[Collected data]
=== Begin Enclosure ===

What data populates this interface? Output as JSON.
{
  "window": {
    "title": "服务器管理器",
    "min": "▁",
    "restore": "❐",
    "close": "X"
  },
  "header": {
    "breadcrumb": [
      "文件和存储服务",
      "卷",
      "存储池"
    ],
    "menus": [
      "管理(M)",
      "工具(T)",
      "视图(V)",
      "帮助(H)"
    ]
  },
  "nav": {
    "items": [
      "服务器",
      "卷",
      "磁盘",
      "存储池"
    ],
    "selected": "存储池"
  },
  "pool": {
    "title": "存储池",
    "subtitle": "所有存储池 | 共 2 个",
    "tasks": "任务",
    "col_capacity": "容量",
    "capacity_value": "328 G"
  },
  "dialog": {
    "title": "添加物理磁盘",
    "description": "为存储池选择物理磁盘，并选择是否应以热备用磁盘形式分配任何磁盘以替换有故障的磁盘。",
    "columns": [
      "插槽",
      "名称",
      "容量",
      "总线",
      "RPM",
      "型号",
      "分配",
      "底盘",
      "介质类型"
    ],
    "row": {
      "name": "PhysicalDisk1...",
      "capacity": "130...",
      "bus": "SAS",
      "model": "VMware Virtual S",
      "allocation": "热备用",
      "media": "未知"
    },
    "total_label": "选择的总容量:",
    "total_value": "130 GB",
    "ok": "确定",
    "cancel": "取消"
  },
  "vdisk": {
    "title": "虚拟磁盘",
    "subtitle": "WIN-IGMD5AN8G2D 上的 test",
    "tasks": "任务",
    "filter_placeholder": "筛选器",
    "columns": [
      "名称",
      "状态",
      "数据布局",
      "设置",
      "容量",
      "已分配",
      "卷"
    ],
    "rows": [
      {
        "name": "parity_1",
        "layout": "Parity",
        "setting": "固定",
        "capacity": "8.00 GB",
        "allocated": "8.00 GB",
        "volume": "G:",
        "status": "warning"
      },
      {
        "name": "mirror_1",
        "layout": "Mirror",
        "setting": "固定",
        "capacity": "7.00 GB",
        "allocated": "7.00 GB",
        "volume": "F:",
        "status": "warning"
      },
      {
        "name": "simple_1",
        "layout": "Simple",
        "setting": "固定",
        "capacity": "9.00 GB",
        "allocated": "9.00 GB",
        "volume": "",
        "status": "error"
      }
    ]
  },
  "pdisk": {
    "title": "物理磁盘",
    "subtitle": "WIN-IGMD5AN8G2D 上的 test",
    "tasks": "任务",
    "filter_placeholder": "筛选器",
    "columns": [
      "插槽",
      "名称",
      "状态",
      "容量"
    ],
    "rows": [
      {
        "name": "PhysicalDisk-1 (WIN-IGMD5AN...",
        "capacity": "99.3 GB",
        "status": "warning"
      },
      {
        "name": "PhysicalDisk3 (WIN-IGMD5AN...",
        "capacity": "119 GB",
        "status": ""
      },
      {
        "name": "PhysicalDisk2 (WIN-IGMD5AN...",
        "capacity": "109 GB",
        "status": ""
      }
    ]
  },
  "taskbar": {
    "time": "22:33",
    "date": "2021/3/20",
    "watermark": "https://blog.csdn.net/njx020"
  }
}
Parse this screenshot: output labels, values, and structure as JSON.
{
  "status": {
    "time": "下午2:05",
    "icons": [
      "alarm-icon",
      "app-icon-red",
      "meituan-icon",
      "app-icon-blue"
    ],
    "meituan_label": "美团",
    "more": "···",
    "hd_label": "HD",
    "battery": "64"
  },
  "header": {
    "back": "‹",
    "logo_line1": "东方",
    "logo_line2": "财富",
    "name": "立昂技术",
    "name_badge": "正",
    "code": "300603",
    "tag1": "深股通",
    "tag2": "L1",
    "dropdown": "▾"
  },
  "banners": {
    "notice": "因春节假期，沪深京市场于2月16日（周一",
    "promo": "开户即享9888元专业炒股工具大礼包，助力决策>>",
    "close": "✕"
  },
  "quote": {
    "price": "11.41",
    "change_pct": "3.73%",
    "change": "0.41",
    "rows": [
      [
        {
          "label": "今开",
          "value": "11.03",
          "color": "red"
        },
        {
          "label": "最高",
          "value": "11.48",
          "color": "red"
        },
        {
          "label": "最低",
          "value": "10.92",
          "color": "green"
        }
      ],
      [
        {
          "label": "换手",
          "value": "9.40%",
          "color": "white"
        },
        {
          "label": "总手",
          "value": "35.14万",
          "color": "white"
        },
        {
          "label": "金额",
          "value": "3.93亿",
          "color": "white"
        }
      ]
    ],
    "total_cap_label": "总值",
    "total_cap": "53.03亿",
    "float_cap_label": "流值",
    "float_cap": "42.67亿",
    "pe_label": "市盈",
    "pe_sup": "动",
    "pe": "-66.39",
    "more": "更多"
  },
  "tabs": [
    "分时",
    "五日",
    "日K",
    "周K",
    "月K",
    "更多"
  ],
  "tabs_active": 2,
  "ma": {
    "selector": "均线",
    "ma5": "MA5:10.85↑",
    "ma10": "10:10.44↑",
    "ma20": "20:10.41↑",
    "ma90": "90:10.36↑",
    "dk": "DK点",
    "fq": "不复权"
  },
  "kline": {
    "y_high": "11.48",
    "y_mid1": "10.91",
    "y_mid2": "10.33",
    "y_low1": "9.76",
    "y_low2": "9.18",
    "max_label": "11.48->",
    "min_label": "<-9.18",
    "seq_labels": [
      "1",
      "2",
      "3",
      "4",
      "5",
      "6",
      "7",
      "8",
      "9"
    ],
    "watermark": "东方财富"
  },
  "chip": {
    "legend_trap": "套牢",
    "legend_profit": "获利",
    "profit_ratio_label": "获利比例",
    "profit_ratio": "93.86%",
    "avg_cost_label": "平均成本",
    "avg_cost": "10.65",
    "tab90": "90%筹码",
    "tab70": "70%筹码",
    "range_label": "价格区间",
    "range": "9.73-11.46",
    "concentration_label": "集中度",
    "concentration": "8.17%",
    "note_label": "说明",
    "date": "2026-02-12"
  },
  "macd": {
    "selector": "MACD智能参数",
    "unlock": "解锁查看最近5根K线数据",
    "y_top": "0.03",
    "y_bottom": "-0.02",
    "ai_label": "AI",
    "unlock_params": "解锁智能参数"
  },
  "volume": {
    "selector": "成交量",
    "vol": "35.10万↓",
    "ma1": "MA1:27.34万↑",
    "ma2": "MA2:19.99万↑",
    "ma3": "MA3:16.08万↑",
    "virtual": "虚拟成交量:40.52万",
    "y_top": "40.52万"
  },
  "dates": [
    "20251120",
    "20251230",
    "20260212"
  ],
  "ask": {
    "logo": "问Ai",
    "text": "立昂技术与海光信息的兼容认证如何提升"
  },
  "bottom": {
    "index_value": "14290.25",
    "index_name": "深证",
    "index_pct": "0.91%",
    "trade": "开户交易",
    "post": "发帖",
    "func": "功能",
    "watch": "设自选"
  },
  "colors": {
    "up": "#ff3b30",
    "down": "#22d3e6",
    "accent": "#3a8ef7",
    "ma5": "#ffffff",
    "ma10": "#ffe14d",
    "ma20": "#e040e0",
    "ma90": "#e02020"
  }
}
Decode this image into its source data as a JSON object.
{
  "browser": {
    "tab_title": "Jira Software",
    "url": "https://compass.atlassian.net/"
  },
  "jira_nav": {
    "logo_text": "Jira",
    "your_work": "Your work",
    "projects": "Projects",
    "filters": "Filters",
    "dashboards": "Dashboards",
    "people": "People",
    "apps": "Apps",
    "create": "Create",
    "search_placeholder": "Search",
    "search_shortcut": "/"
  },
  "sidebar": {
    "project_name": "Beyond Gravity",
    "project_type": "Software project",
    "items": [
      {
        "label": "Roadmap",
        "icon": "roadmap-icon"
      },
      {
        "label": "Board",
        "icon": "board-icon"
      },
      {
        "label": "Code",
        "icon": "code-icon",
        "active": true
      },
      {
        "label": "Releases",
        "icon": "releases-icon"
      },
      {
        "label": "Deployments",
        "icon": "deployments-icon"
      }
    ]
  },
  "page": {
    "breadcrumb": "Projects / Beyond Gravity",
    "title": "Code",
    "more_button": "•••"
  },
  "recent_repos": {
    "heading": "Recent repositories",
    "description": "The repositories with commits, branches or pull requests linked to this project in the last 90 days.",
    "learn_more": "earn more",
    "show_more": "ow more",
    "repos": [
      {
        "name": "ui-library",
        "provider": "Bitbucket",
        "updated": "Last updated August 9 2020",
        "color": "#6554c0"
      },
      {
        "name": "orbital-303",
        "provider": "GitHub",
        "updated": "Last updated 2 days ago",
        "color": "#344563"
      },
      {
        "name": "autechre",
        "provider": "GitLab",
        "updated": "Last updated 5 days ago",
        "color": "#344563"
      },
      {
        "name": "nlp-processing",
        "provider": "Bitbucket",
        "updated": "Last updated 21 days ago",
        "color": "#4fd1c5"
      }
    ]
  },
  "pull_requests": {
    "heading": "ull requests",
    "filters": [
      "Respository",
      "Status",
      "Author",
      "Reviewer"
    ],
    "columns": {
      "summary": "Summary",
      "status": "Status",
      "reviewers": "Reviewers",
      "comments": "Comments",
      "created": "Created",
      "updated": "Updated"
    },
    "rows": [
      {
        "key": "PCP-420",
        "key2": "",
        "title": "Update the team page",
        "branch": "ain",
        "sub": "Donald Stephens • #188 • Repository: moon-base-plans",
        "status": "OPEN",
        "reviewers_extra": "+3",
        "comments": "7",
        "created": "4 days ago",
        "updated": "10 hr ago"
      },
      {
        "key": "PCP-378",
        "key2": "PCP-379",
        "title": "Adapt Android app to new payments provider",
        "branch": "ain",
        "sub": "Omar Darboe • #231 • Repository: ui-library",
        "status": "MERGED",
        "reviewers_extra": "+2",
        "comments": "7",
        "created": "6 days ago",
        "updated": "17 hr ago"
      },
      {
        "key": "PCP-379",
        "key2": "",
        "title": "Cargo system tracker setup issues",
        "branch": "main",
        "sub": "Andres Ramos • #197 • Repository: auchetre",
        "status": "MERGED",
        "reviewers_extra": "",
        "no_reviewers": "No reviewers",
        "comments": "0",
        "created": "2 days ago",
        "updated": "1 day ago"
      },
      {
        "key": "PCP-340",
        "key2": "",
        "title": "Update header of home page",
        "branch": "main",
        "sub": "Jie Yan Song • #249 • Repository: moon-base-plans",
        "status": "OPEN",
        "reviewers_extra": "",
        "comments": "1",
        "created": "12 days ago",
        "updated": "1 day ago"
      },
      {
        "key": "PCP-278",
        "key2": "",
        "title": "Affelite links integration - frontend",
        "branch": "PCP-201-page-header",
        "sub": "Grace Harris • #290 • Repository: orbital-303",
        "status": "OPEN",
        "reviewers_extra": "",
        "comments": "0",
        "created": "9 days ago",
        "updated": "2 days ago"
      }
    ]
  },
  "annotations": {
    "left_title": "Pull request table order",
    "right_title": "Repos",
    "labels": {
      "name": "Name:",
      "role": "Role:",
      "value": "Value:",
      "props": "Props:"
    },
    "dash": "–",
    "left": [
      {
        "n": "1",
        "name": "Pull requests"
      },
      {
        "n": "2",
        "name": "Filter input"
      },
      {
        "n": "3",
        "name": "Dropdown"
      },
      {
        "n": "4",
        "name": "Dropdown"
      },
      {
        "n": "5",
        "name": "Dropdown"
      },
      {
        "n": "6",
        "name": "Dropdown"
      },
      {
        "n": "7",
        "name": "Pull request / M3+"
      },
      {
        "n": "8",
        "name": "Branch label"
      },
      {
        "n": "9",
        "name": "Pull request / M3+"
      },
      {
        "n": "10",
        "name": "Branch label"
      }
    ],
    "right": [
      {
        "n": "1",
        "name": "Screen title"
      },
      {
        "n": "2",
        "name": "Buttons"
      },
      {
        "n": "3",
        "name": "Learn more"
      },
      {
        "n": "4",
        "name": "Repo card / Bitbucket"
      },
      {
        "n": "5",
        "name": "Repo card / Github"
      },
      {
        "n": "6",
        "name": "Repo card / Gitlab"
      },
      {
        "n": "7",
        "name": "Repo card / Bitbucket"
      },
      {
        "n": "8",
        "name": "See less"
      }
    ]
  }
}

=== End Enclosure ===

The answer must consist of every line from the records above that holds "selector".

    "selector": "均线",
    "selector": "MACD智能参数",
    "selector": "成交量",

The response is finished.